I can still hear my wife saying, “There is precious cargo in the back seat.” She would occasionally remind me of this if I was getting short tempered on the freeway because someone cut me off intentionally or thoughtlessly. “It is not worth an accident, just let it go.” Then to help defuse my temper she would add, “They are driving like a jerk.” It was a way of acknowledging that she was aware I was not the one at fault, but be mindful of the kids in the back seat. Our families are our most valuable assets; precious cargo indeed.
When my kids were young, an acquaintance of mine named Preston Harper wrote a book that I thoroughly enjoyed reading, Warlords of the West: A Story of the Comanche. I loaned the book out and unfortunately it has been lost for many years now. As one who has lived many years in West Texas, my imagination has been captivated by this group of Indians who were feared by all who encountered them. They were highly regarded horsemen, perhaps the best the world has ever known except for the Mongolian conquerors. They originally came from northern Colorado and southern Wyoming, migrating south into eastern New Mexico, the rolling plains of Kansas and Oklahoma, as well as the vast open prairies and deserts of West Texas. It is believed they began migrating in the late 17th century. They drove out other Indian tribes and resisted the Spanish and Anglo incursions for hundreds of years. They resisted white settlers after Texas became a Republic in 1836. After Texas became a state in 1845 they fought effectively against the U. S. Army until the 1870’s, only being subdued after the buffalo were slaughtered.
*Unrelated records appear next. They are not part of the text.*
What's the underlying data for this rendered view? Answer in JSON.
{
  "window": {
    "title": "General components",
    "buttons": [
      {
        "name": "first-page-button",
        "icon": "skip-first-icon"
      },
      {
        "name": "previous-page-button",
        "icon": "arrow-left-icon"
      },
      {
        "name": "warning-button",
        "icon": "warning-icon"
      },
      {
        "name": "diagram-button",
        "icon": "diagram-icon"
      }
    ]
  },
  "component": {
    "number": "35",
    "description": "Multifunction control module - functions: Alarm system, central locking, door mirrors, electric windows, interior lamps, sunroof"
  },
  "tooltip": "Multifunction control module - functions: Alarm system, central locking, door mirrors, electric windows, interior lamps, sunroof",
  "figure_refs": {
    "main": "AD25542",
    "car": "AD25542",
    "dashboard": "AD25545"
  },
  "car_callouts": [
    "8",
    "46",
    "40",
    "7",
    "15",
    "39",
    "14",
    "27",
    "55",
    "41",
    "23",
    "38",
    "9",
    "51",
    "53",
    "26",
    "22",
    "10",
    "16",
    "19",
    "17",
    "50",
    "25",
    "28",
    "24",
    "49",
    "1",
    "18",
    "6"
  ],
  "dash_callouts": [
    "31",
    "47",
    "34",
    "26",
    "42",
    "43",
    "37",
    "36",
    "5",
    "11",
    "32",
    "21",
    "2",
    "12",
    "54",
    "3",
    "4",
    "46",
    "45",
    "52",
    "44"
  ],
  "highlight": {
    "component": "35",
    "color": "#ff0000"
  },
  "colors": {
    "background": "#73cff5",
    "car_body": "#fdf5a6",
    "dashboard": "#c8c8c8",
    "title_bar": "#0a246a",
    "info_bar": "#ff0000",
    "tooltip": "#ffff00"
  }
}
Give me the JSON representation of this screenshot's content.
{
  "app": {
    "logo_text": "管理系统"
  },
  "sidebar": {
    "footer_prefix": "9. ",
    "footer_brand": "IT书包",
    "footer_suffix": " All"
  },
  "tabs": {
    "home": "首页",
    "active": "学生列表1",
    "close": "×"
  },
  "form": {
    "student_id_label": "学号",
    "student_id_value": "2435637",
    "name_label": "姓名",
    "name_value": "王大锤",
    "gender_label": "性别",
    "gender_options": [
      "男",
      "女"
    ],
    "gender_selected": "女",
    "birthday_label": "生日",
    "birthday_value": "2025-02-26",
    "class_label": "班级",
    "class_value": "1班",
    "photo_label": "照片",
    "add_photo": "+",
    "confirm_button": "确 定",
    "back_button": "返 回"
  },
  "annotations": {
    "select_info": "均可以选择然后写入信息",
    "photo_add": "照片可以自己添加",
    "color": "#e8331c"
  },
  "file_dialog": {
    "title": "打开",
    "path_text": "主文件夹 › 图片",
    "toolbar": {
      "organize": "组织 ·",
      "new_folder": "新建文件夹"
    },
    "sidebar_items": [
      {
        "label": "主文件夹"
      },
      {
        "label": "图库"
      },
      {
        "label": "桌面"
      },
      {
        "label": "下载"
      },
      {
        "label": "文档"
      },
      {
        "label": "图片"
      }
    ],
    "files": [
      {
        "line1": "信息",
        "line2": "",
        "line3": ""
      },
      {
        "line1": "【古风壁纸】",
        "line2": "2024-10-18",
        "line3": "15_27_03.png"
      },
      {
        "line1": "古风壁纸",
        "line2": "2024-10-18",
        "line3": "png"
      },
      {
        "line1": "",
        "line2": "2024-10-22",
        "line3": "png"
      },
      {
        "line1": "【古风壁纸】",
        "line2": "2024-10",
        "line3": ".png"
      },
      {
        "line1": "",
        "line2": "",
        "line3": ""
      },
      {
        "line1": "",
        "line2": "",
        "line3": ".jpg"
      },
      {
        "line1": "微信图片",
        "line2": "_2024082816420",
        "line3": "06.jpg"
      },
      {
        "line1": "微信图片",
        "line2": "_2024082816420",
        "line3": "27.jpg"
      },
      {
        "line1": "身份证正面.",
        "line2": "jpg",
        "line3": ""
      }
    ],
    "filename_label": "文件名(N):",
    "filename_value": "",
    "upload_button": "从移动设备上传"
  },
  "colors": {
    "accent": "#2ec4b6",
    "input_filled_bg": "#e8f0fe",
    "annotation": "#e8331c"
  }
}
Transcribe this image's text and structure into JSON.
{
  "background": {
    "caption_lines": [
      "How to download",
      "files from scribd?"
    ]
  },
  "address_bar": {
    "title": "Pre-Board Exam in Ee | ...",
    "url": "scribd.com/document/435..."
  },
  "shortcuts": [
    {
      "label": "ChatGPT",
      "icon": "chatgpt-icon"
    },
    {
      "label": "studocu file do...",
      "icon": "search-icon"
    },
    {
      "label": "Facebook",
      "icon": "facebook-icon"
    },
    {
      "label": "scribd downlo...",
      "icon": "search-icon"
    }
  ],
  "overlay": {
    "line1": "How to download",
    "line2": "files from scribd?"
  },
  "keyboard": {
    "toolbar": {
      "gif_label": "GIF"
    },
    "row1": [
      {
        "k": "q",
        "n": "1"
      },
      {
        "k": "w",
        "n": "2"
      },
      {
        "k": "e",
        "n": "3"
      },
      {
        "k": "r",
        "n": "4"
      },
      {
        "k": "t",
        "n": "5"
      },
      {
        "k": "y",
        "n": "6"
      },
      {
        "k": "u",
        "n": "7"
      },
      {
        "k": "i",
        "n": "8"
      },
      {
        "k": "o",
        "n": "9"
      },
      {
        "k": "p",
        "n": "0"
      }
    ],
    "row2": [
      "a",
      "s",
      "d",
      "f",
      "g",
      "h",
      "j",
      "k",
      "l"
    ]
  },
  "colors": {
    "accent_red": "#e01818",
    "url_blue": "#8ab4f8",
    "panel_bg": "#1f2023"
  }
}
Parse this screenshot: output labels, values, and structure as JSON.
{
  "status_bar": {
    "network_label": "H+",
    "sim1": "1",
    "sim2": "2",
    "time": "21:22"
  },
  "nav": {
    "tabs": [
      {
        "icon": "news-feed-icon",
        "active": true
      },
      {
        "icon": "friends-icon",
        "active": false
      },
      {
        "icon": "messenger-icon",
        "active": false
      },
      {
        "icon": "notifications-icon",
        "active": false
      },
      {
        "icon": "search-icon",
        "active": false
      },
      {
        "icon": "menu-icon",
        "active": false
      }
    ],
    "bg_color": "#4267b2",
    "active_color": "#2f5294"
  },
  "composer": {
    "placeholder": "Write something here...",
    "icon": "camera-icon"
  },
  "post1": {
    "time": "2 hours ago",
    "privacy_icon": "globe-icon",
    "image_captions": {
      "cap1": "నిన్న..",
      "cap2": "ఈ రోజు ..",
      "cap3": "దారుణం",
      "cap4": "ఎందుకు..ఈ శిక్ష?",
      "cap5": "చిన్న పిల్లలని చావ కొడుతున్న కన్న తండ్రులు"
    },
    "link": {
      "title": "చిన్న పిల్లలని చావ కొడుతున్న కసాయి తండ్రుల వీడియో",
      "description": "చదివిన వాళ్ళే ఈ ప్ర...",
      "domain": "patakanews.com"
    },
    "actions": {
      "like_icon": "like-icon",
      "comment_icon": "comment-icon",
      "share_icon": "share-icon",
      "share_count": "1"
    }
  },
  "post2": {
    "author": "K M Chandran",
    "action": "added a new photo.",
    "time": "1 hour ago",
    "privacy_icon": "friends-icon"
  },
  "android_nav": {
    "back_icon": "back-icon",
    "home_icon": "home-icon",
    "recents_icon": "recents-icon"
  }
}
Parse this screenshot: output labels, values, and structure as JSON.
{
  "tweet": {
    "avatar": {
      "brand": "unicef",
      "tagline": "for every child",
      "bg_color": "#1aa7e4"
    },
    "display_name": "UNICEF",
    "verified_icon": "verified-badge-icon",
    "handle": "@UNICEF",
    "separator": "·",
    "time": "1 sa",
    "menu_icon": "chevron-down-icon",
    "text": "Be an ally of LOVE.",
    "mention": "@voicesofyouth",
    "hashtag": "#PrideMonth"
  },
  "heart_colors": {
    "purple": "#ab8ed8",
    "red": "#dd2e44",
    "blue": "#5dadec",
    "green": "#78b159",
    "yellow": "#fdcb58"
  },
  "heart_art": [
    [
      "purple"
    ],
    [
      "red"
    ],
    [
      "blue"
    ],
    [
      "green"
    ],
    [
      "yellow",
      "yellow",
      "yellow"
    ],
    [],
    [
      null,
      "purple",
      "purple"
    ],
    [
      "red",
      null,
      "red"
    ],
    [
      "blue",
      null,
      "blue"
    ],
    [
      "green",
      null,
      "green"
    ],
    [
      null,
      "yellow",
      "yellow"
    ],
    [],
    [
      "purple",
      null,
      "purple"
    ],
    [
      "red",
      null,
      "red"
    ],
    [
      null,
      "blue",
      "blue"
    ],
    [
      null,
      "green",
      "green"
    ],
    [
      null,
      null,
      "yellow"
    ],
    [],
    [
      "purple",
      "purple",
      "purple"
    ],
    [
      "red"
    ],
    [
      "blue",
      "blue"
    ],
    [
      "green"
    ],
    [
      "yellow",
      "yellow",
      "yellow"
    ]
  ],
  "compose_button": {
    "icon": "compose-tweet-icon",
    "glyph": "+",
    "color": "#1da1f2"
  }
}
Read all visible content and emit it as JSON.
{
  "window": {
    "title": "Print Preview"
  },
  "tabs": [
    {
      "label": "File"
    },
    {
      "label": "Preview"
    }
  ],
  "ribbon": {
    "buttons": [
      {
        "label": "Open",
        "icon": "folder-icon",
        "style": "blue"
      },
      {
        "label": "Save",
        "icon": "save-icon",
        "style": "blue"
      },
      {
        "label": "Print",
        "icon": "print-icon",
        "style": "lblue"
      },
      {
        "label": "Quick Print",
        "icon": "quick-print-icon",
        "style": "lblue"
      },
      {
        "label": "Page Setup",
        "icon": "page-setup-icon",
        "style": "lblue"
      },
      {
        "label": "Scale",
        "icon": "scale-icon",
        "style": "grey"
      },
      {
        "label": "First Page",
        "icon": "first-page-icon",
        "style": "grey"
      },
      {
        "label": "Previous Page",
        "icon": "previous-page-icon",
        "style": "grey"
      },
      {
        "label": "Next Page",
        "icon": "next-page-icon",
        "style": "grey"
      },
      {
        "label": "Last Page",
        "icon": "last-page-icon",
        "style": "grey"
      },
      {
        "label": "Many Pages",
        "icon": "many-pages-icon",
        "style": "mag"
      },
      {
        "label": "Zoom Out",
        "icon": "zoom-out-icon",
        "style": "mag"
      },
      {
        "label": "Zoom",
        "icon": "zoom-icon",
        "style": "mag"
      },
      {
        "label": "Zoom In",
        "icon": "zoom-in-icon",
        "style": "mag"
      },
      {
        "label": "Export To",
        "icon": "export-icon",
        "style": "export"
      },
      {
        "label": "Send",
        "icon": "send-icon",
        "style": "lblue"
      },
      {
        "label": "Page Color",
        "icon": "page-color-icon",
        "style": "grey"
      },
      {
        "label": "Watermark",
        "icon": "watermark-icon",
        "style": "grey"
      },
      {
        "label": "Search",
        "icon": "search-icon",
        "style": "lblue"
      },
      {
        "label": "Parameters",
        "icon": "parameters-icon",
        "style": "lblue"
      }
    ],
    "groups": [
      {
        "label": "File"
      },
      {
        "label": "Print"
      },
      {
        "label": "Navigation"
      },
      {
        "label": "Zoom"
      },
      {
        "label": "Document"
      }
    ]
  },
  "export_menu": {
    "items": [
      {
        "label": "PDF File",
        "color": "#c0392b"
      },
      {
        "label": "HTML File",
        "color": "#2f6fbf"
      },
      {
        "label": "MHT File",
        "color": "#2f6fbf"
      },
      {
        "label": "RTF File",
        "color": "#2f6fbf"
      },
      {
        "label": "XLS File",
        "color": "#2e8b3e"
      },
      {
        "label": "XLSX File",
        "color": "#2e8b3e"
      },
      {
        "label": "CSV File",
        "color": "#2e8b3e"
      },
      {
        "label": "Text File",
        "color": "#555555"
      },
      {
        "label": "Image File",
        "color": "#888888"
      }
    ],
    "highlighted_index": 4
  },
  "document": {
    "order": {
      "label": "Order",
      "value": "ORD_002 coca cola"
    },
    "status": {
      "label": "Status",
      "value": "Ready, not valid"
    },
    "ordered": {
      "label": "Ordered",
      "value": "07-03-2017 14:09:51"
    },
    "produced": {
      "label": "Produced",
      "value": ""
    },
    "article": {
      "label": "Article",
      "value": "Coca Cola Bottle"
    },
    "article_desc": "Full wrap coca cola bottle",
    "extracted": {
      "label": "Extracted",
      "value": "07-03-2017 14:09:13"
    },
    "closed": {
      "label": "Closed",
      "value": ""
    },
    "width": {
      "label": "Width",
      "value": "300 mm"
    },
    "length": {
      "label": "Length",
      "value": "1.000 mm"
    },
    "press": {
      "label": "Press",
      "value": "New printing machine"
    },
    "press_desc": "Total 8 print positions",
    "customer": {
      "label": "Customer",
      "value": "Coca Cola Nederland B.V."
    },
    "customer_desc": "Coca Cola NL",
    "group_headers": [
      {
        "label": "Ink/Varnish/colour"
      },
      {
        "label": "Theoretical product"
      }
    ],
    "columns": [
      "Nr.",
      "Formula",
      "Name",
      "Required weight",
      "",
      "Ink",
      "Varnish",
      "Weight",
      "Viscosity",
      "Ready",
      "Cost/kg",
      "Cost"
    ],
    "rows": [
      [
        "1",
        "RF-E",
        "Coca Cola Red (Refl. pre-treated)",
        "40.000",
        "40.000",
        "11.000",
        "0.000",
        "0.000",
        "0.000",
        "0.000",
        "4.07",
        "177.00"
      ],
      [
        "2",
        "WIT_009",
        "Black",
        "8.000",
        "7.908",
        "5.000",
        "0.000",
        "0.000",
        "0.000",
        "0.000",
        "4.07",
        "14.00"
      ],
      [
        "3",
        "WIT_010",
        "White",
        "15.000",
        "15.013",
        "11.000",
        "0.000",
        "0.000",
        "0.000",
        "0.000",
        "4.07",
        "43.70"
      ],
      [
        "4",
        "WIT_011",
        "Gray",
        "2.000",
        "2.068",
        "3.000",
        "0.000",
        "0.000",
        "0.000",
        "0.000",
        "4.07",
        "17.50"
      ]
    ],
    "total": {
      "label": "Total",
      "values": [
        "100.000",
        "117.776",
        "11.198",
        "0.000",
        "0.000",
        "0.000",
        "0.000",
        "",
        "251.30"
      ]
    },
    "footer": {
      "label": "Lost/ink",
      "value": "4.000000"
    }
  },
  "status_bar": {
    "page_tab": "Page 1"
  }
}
Harper did a good job of allowing you, the reader, to live among the Comanche as they rode vast distances hunting and raiding other Indian settlements. Horses were their prized commodity. The author took time to describe their lifestyle, including how they were raised as children, how they courted, how they honored each other, how they fought. One aspect that intrigued me was how they were named. Just as other Indian tribes had interesting names such as Crazy Horse, Sitting Bull, or White Feather the book also mentioned some. For example, one of the main characters is named Talks to Horses. I wish I could remember some other names but it has been over 20 years since I read the book. Immediately after finishing the book I pondered what I would name each of my family if I were to give them Indian names. Here is what I came up with:
“….They will be called oaks of righteousness, a planting of the Lord for the display of his splendor.”
“A live oak tree is sturdy, provides shade, acorns for the squirrels, and a refuge for the birds. You are a strong and dependable husband to me and father to our children. You are the live oak for our family,” she told me. I tried to convey an Indian voice as I replied, “My name Live Oak.” Twenty years later I still secretly like the name she gave me.
In reality I very seldom refer to any of my family by their Indian names but I sure enjoyed the opportunity to come up with some names for them. I also encourage you to read Dr. Harper’s book. I hope my grammer is correct because I had him for an English teacher in college in 1972. I also wish I knew how to say goodbye in Indian but about the only Indian word I know is a greating, “how” (hau).